═════ Material shown ═════

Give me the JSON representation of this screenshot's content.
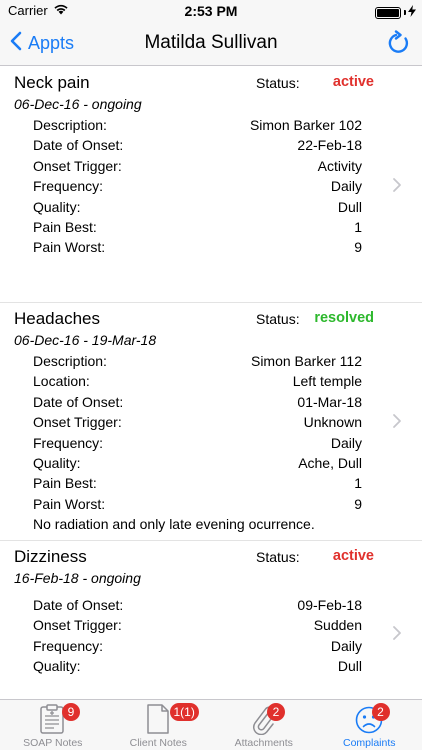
{
  "status_bar": {
    "carrier": "Carrier",
    "time": "2:53 PM",
    "battery_level": 1.0
  },
  "nav": {
    "back_label": "Appts",
    "title": "Matilda Sullivan"
  },
  "complaints": [
    {
      "name": "Neck pain",
      "status_label": "Status:",
      "status": "active",
      "status_color": "#e0302c",
      "dates": "06-Dec-16  -  ongoing",
      "fields": [
        {
          "label": "Description:",
          "value": "Simon Barker 102"
        },
        {
          "label": "Date of Onset:",
          "value": "22-Feb-18"
        },
        {
          "label": "Onset Trigger:",
          "value": "Activity"
        },
        {
          "label": "Frequency:",
          "value": "Daily"
        },
        {
          "label": "Quality:",
          "value": "Dull"
        },
        {
          "label": "Pain Best:",
          "value": "1"
        },
        {
          "label": "Pain Worst:",
          "value": "9"
        }
      ],
      "note": ""
    },
    {
      "name": "Headaches",
      "status_label": "Status:",
      "status": "resolved",
      "status_color": "#2db82d",
      "dates": "06-Dec-16  -  19-Mar-18",
      "fields": [
        {
          "label": "Description:",
          "value": "Simon Barker 112"
        },
        {
          "label": "Location:",
          "value": "Left temple"
        },
        {
          "label": "Date of Onset:",
          "value": "01-Mar-18"
        },
        {
          "label": "Onset Trigger:",
          "value": "Unknown"
        },
        {
          "label": "Frequency:",
          "value": "Daily"
        },
        {
          "label": "Quality:",
          "value": "Ache, Dull"
        },
        {
          "label": "Pain Best:",
          "value": "1"
        },
        {
          "label": "Pain Worst:",
          "value": "9"
        }
      ],
      "note": "No radiation and only late evening ocurrence."
    },
    {
      "name": "Dizziness",
      "status_label": "Status:",
      "status": "active",
      "status_color": "#e0302c",
      "dates": "16-Feb-18  -  ongoing",
      "fields": [
        {
          "label": "Date of Onset:",
          "value": "09-Feb-18"
        },
        {
          "label": "Onset Trigger:",
          "value": "Sudden"
        },
        {
          "label": "Frequency:",
          "value": "Daily"
        },
        {
          "label": "Quality:",
          "value": "Dull"
        }
      ],
      "note": ""
    }
  ],
  "tabs": [
    {
      "label": "SOAP Notes",
      "badge": "9",
      "icon": "clipboard-icon",
      "active": false
    },
    {
      "label": "Client Notes",
      "badge": "1(1)",
      "icon": "document-icon",
      "active": false
    },
    {
      "label": "Attachments",
      "badge": "2",
      "icon": "paperclip-icon",
      "active": false
    },
    {
      "label": "Complaints",
      "badge": "2",
      "icon": "sad-face-icon",
      "active": true
    }
  ],
  "colors": {
    "accent": "#1a7cf6",
    "active": "#e0302c",
    "resolved": "#2db82d",
    "badge": "#e0302c"
  }
}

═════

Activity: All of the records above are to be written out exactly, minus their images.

Exercise response:
Give me the JSON representation of this screenshot's content.
{
  "status_bar": {
    "carrier": "Carrier",
    "time": "2:53 PM",
    "battery_level": 1.0
  },
  "nav": {
    "back_label": "Appts",
    "title": "Matilda Sullivan"
  },
  "complaints": [
    {
      "name": "Neck pain",
      "status_label": "Status:",
      "status": "active",
      "status_color": "#e0302c",
      "dates": "06-Dec-16  -  ongoing",
      "fields": [
        {
          "label": "Description:",
          "value": "Simon Barker 102"
        },
        {
          "label": "Date of Onset:",
          "value": "22-Feb-18"
        },
        {
          "label": "Onset Trigger:",
          "value": "Activity"
        },
        {
          "label": "Frequency:",
          "value": "Daily"
        },
        {
          "label": "Quality:",
          "value": "Dull"
        },
        {
          "label": "Pain Best:",
          "value": "1"
        },
        {
          "label": "Pain Worst:",
          "value": "9"
        }
      ],
      "note": ""
    },
    {
      "name": "Headaches",
      "status_label": "Status:",
      "status": "resolved",
      "status_color": "#2db82d",
      "dates": "06-Dec-16  -  19-Mar-18",
      "fields": [
        {
          "label": "Description:",
          "value": "Simon Barker 112"
        },
        {
          "label": "Location:",
          "value": "Left temple"
        },
        {
          "label": "Date of Onset:",
          "value": "01-Mar-18"
        },
        {
          "label": "Onset Trigger:",
          "value": "Unknown"
        },
        {
          "label": "Frequency:",
          "value": "Daily"
        },
        {
          "label": "Quality:",
          "value": "Ache, Dull"
        },
        {
          "label": "Pain Best:",
          "value": "1"
        },
        {
          "label": "Pain Worst:",
          "value": "9"
        }
      ],
      "note": "No radiation and only late evening ocurrence."
    },
    {
      "name": "Dizziness",
      "status_label": "Status:",
      "status": "active",
      "status_color": "#e0302c",
      "dates": "16-Feb-18  -  ongoing",
      "fields": [
        {
          "label": "Date of Onset:",
          "value": "09-Feb-18"
        },
        {
          "label": "Onset Trigger:",
          "value": "Sudden"
        },
        {
          "label": "Frequency:",
          "value": "Daily"
        },
        {
          "label": "Quality:",
          "value": "Dull"
        }
      ],
      "note": ""
    }
  ],
  "tabs": [
    {
      "label": "SOAP Notes",
      "badge": "9",
      "icon": "clipboard-icon",
      "active": false
    },
    {
      "label": "Client Notes",
      "badge": "1(1)",
      "icon": "document-icon",
      "active": false
    },
    {
      "label": "Attachments",
      "badge": "2",
      "icon": "paperclip-icon",
      "active": false
    },
    {
      "label": "Complaints",
      "badge": "2",
      "icon": "sad-face-icon",
      "active": true
    }
  ],
  "colors": {
    "accent": "#1a7cf6",
    "active": "#e0302c",
    "resolved": "#2db82d",
    "badge": "#e0302c"
  }
}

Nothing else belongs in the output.